**Record excerpts:**
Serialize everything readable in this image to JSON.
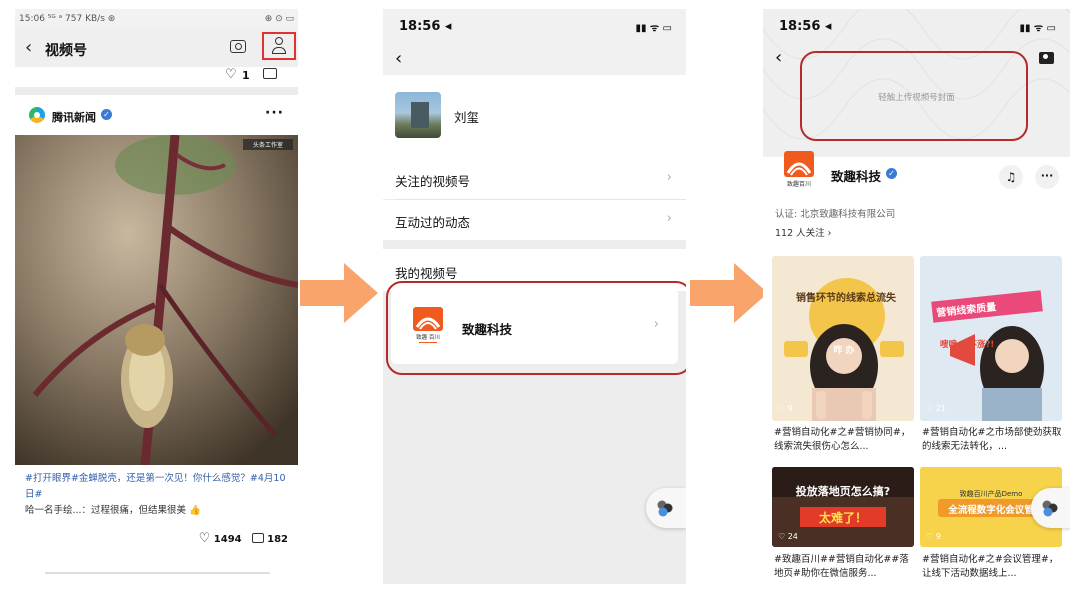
{
  "panel1": {
    "status_text": "15:06 ⁵ᴳ ᵃ 757 KB/s ⊛",
    "status_right": "⊕ ⊙ ▭",
    "title": "视频号",
    "likes_top": "1",
    "account_name": "腾讯新闻",
    "corner_tag": "头条工作室",
    "post_hashtags": "#打开眼界#金蝉脱壳，还是第一次见！你什么感觉？#4月10日#",
    "post_line2": "哈一名手绘...：过程很痛，但结果很美",
    "likes": "1494",
    "comments": "182"
  },
  "panel2": {
    "time": "18:56 ◂",
    "status_icons": "▮▮ ᯤ ▭",
    "username": "刘玺",
    "menu": [
      {
        "label": "关注的视频号"
      },
      {
        "label": "互动过的动态"
      }
    ],
    "my_channel_label": "我的视频号",
    "channel_name": "致趣科技"
  },
  "panel3": {
    "time": "18:56 ◂",
    "status_icons": "▮▮ ᯤ ▭",
    "cover_hint": "轻触上传视频号封面",
    "channel_name": "致趣科技",
    "logo_caption": "致趣百川",
    "certification": "认证: 北京致趣科技有限公司",
    "followers": "112 人关注 ›",
    "videos": [
      {
        "caption": "#营销自动化#之#营销协同#，线索流失很伤心怎么...",
        "likes": "9",
        "overlay": "销售环节的线索总流失",
        "overlay2": "咋 办"
      },
      {
        "caption": "#营销自动化#之市场部使劲获取的线索无法转化，...",
        "likes": "21",
        "overlay": "营销线索质量",
        "overlay2": "嗖嗖 方不涨?!"
      },
      {
        "caption": "#致趣百川##营销自动化##落地页#助你在微信服务...",
        "likes": "24",
        "overlay": "投放落地页怎么搞?",
        "overlay2": "太难了！"
      },
      {
        "caption": "#营销自动化#之#会议管理#，让线下活动数据线上...",
        "likes": "9",
        "overlay": "致趣百川产品Demo",
        "overlay2": "全流程数字化会议管"
      }
    ]
  },
  "colors": {
    "highlight_red": "#b52a2a",
    "arrow_orange": "#f8a46a",
    "brand_orange": "#f05a1e",
    "link_blue": "#3660a8"
  }
}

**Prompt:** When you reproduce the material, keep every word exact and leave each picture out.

**Response box:**
Serialize everything readable in this image to JSON.
{
  "panel1": {
    "status_text": "15:06 ⁵ᴳ ᵃ 757 KB/s ⊛",
    "status_right": "⊕ ⊙ ▭",
    "title": "视频号",
    "likes_top": "1",
    "account_name": "腾讯新闻",
    "corner_tag": "头条工作室",
    "post_hashtags": "#打开眼界#金蝉脱壳，还是第一次见！你什么感觉？#4月10日#",
    "post_line2": "哈一名手绘...：过程很痛，但结果很美",
    "likes": "1494",
    "comments": "182"
  },
  "panel2": {
    "time": "18:56 ◂",
    "status_icons": "▮▮ ᯤ ▭",
    "username": "刘玺",
    "menu": [
      {
        "label": "关注的视频号"
      },
      {
        "label": "互动过的动态"
      }
    ],
    "my_channel_label": "我的视频号",
    "channel_name": "致趣科技"
  },
  "panel3": {
    "time": "18:56 ◂",
    "status_icons": "▮▮ ᯤ ▭",
    "cover_hint": "轻触上传视频号封面",
    "channel_name": "致趣科技",
    "logo_caption": "致趣百川",
    "certification": "认证: 北京致趣科技有限公司",
    "followers": "112 人关注 ›",
    "videos": [
      {
        "caption": "#营销自动化#之#营销协同#，线索流失很伤心怎么...",
        "likes": "9",
        "overlay": "销售环节的线索总流失",
        "overlay2": "咋 办"
      },
      {
        "caption": "#营销自动化#之市场部使劲获取的线索无法转化，...",
        "likes": "21",
        "overlay": "营销线索质量",
        "overlay2": "嗖嗖 方不涨?!"
      },
      {
        "caption": "#致趣百川##营销自动化##落地页#助你在微信服务...",
        "likes": "24",
        "overlay": "投放落地页怎么搞?",
        "overlay2": "太难了！"
      },
      {
        "caption": "#营销自动化#之#会议管理#，让线下活动数据线上...",
        "likes": "9",
        "overlay": "致趣百川产品Demo",
        "overlay2": "全流程数字化会议管"
      }
    ]
  },
  "colors": {
    "highlight_red": "#b52a2a",
    "arrow_orange": "#f8a46a",
    "brand_orange": "#f05a1e",
    "link_blue": "#3660a8"
  }
}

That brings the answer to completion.